-------- Records to process --------
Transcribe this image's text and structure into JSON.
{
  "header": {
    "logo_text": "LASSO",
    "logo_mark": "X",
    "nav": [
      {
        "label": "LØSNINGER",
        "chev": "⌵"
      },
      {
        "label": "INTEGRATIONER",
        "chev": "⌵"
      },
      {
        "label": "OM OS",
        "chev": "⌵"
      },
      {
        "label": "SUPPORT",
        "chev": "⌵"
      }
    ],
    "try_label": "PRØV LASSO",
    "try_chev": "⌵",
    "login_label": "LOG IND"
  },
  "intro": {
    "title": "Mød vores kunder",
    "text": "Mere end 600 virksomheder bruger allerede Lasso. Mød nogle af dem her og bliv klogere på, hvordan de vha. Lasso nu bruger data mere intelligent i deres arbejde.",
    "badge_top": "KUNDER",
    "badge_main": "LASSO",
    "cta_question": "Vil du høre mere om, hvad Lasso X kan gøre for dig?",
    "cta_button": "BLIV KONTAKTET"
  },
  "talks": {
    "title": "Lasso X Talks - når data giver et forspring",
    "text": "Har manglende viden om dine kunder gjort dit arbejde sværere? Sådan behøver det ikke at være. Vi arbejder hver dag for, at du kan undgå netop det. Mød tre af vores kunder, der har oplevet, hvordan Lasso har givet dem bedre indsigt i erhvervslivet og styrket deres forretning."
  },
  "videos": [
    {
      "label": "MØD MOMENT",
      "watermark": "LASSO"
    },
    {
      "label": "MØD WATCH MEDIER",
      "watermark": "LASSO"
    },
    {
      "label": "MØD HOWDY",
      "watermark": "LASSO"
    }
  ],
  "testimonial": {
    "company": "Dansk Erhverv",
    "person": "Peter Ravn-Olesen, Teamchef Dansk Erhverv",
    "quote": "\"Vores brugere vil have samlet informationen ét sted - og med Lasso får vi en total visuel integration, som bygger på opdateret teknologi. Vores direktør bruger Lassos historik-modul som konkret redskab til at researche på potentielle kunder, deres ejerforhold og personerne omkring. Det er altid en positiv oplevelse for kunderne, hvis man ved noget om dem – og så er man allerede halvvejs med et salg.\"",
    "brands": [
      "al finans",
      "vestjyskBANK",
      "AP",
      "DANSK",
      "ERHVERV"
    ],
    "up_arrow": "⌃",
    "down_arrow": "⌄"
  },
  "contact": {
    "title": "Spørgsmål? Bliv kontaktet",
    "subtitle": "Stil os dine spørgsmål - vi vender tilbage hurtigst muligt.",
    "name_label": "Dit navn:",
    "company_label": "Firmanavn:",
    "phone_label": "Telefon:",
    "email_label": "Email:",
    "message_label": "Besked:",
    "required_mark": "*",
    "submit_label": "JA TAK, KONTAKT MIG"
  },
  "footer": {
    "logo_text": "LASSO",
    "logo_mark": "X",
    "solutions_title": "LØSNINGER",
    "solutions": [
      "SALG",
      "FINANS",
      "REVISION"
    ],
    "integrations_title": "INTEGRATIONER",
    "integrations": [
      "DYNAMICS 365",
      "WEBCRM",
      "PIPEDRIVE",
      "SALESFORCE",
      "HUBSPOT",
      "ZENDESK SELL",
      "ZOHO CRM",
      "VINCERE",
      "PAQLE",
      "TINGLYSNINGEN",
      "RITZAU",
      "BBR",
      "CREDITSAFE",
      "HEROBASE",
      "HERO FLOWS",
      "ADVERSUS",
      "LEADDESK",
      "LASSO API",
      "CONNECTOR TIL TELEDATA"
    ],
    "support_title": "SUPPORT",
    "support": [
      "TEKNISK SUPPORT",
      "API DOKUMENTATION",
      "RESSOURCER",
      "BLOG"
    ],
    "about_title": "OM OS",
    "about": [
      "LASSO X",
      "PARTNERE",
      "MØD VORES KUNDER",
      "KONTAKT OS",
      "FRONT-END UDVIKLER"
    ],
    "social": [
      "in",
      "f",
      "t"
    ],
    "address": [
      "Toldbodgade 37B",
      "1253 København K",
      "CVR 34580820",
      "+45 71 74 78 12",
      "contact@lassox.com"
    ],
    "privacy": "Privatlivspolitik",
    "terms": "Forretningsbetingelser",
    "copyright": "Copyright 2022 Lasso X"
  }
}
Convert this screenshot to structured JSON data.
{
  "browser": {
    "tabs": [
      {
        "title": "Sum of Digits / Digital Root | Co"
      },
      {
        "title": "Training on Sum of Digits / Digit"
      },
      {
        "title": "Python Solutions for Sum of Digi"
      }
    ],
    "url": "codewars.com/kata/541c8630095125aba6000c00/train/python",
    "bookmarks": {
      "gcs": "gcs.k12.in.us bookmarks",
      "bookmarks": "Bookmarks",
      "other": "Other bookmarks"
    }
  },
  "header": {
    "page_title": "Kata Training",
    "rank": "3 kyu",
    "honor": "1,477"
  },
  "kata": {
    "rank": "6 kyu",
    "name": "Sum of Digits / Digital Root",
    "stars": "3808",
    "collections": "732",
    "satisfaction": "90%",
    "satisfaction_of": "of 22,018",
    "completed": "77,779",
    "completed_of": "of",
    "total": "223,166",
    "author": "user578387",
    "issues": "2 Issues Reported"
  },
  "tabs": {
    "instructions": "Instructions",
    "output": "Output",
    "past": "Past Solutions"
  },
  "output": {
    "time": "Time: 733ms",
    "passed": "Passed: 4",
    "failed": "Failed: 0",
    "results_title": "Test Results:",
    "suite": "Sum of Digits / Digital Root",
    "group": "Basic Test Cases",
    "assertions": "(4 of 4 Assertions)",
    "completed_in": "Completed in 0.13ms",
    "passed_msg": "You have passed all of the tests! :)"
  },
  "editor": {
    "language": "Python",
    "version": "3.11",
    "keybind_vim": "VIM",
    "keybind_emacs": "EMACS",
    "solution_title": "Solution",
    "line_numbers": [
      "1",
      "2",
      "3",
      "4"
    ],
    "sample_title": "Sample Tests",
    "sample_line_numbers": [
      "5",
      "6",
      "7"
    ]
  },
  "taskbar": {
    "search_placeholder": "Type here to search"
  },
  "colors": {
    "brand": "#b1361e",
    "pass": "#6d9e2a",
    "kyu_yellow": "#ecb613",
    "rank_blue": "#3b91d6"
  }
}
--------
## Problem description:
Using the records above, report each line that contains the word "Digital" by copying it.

## Task solution:
        "title": "Sum of Digits / Digital Root | Co"
    "name": "Sum of Digits / Digital Root",
    "suite": "Sum of Digits / Digital Root",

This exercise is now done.